• **Data for processing**:
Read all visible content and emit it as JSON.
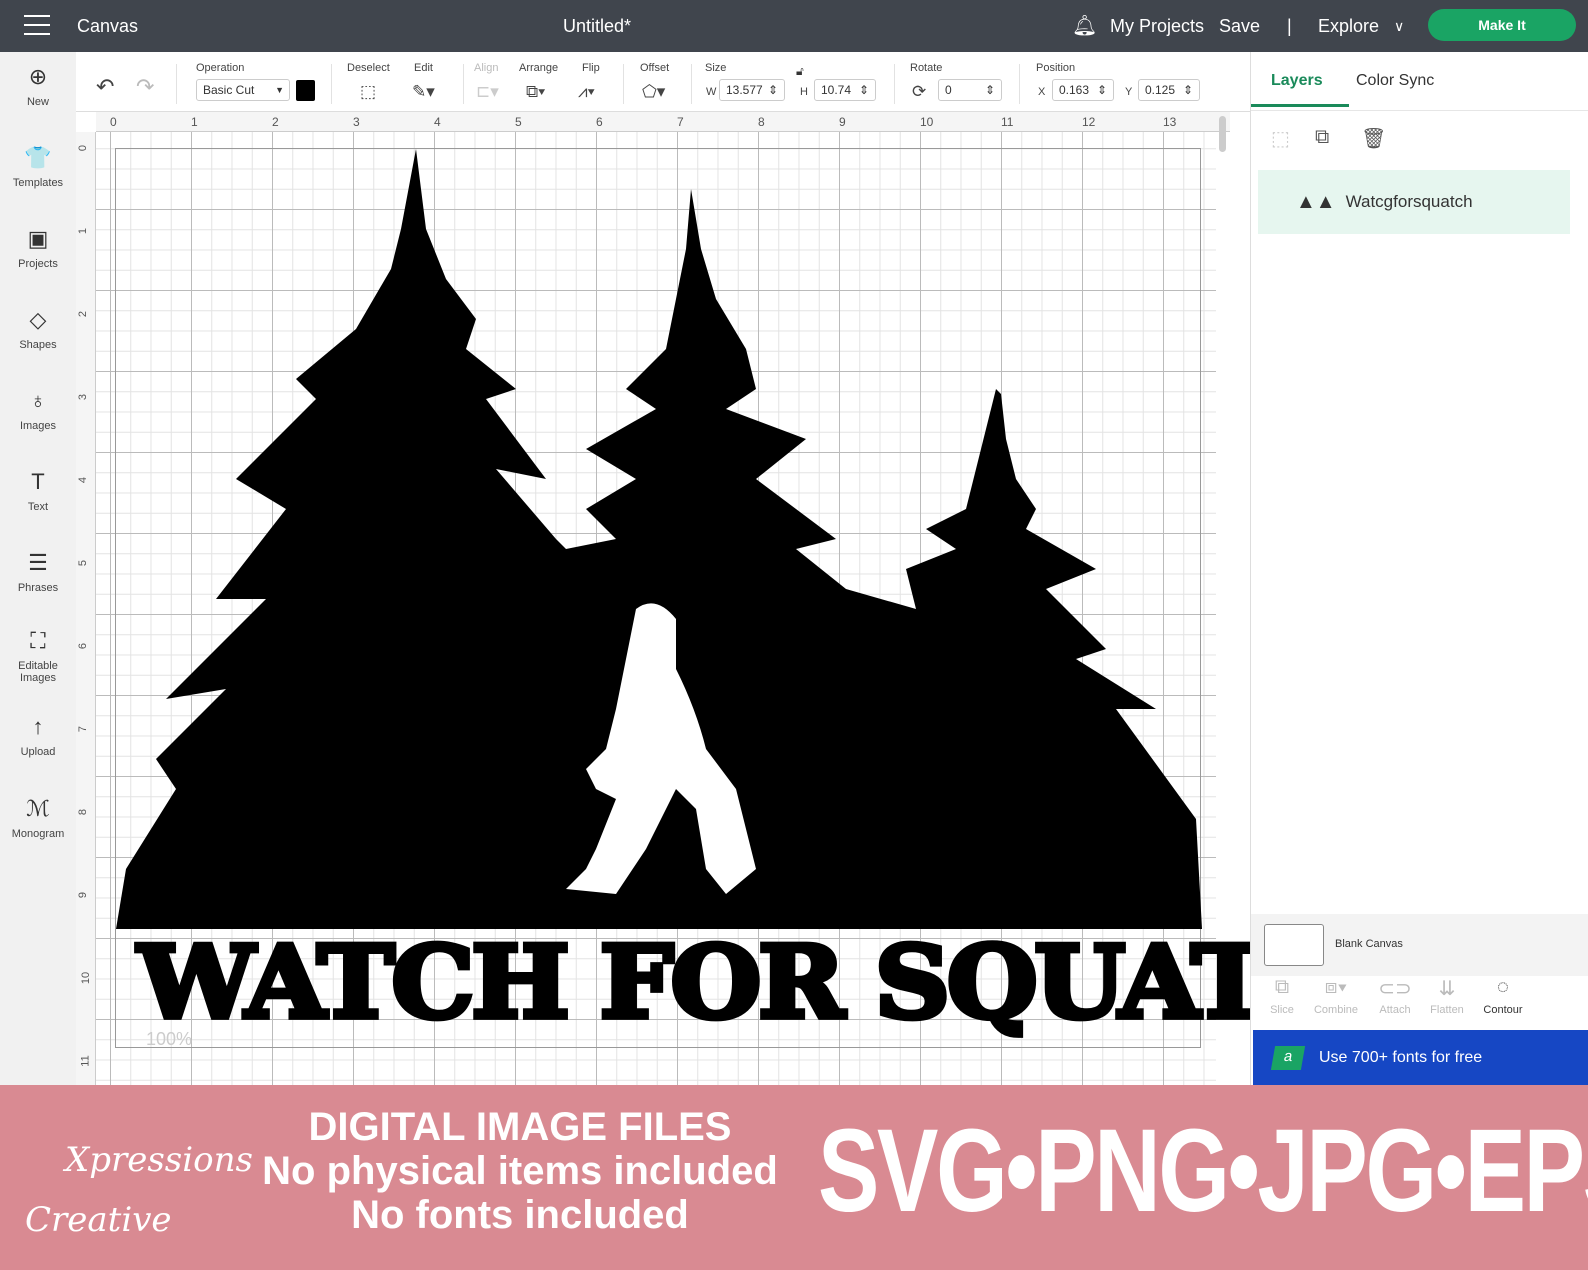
{
  "topbar": {
    "app": "Canvas",
    "title": "Untitled*",
    "my_projects": "My Projects",
    "save": "Save",
    "separator": "|",
    "explore": "Explore",
    "make_it": "Make It"
  },
  "sidebar": [
    {
      "label": "New",
      "icon": "plus-circle-icon",
      "glyph": "⊕"
    },
    {
      "label": "Templates",
      "icon": "shirt-icon",
      "glyph": "👕"
    },
    {
      "label": "Projects",
      "icon": "projects-icon",
      "glyph": "▣"
    },
    {
      "label": "Shapes",
      "icon": "shapes-icon",
      "glyph": "◇"
    },
    {
      "label": "Images",
      "icon": "bulb-icon",
      "glyph": "♁"
    },
    {
      "label": "Text",
      "icon": "text-icon",
      "glyph": "T"
    },
    {
      "label": "Phrases",
      "icon": "phrases-icon",
      "glyph": "☰"
    },
    {
      "label": "Editable",
      "label2": "Images",
      "icon": "editable-images-icon",
      "glyph": "⛶"
    },
    {
      "label": "Upload",
      "icon": "upload-icon",
      "glyph": "↑"
    },
    {
      "label": "Monogram",
      "icon": "monogram-icon",
      "glyph": "ℳ"
    }
  ],
  "toolbar": {
    "operation_label": "Operation",
    "operation_value": "Basic Cut",
    "deselect": "Deselect",
    "edit": "Edit",
    "align": "Align",
    "arrange": "Arrange",
    "flip": "Flip",
    "offset": "Offset",
    "size": "Size",
    "w_label": "W",
    "w_value": "13.577",
    "h_label": "H",
    "h_value": "10.74",
    "rotate": "Rotate",
    "rotate_value": "0",
    "position": "Position",
    "x_label": "X",
    "x_value": "0.163",
    "y_label": "Y",
    "y_value": "0.125",
    "color": "#000000"
  },
  "ruler": {
    "top": [
      "0",
      "1",
      "2",
      "3",
      "4",
      "5",
      "6",
      "7",
      "8",
      "9",
      "10",
      "11",
      "12",
      "13"
    ],
    "left": [
      "0",
      "1",
      "2",
      "3",
      "4",
      "5",
      "6",
      "7",
      "8",
      "9",
      "10",
      "11"
    ]
  },
  "canvas": {
    "design_text": "WATCH FOR SQUATCH",
    "zoom": "100%"
  },
  "panel": {
    "tabs": [
      "Layers",
      "Color Sync"
    ],
    "layer_name": "Watcgforsquatch",
    "blank_canvas": "Blank Canvas",
    "actions": [
      "Slice",
      "Combine",
      "Attach",
      "Flatten",
      "Contour"
    ],
    "promo": "Use 700+ fonts for free",
    "promo_badge": "a"
  },
  "banner": {
    "logo_line1": "Xpressions",
    "logo_line2": "Creative",
    "line1": "DIGITAL IMAGE FILES",
    "line2": "No physical items included",
    "line3": "No fonts included",
    "formats": "SVG•PNG•JPG•EPS",
    "bg": "#d98a92"
  }
}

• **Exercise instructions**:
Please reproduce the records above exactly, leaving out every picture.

• **Task result**:
Read all visible content and emit it as JSON.
{
  "topbar": {
    "app": "Canvas",
    "title": "Untitled*",
    "my_projects": "My Projects",
    "save": "Save",
    "separator": "|",
    "explore": "Explore",
    "make_it": "Make It"
  },
  "sidebar": [
    {
      "label": "New",
      "icon": "plus-circle-icon",
      "glyph": "⊕"
    },
    {
      "label": "Templates",
      "icon": "shirt-icon",
      "glyph": "👕"
    },
    {
      "label": "Projects",
      "icon": "projects-icon",
      "glyph": "▣"
    },
    {
      "label": "Shapes",
      "icon": "shapes-icon",
      "glyph": "◇"
    },
    {
      "label": "Images",
      "icon": "bulb-icon",
      "glyph": "♁"
    },
    {
      "label": "Text",
      "icon": "text-icon",
      "glyph": "T"
    },
    {
      "label": "Phrases",
      "icon": "phrases-icon",
      "glyph": "☰"
    },
    {
      "label": "Editable",
      "label2": "Images",
      "icon": "editable-images-icon",
      "glyph": "⛶"
    },
    {
      "label": "Upload",
      "icon": "upload-icon",
      "glyph": "↑"
    },
    {
      "label": "Monogram",
      "icon": "monogram-icon",
      "glyph": "ℳ"
    }
  ],
  "toolbar": {
    "operation_label": "Operation",
    "operation_value": "Basic Cut",
    "deselect": "Deselect",
    "edit": "Edit",
    "align": "Align",
    "arrange": "Arrange",
    "flip": "Flip",
    "offset": "Offset",
    "size": "Size",
    "w_label": "W",
    "w_value": "13.577",
    "h_label": "H",
    "h_value": "10.74",
    "rotate": "Rotate",
    "rotate_value": "0",
    "position": "Position",
    "x_label": "X",
    "x_value": "0.163",
    "y_label": "Y",
    "y_value": "0.125",
    "color": "#000000"
  },
  "ruler": {
    "top": [
      "0",
      "1",
      "2",
      "3",
      "4",
      "5",
      "6",
      "7",
      "8",
      "9",
      "10",
      "11",
      "12",
      "13"
    ],
    "left": [
      "0",
      "1",
      "2",
      "3",
      "4",
      "5",
      "6",
      "7",
      "8",
      "9",
      "10",
      "11"
    ]
  },
  "canvas": {
    "design_text": "WATCH FOR SQUATCH",
    "zoom": "100%"
  },
  "panel": {
    "tabs": [
      "Layers",
      "Color Sync"
    ],
    "layer_name": "Watcgforsquatch",
    "blank_canvas": "Blank Canvas",
    "actions": [
      "Slice",
      "Combine",
      "Attach",
      "Flatten",
      "Contour"
    ],
    "promo": "Use 700+ fonts for free",
    "promo_badge": "a"
  },
  "banner": {
    "logo_line1": "Xpressions",
    "logo_line2": "Creative",
    "line1": "DIGITAL IMAGE FILES",
    "line2": "No physical items included",
    "line3": "No fonts included",
    "formats": "SVG•PNG•JPG•EPS",
    "bg": "#d98a92"
  }
}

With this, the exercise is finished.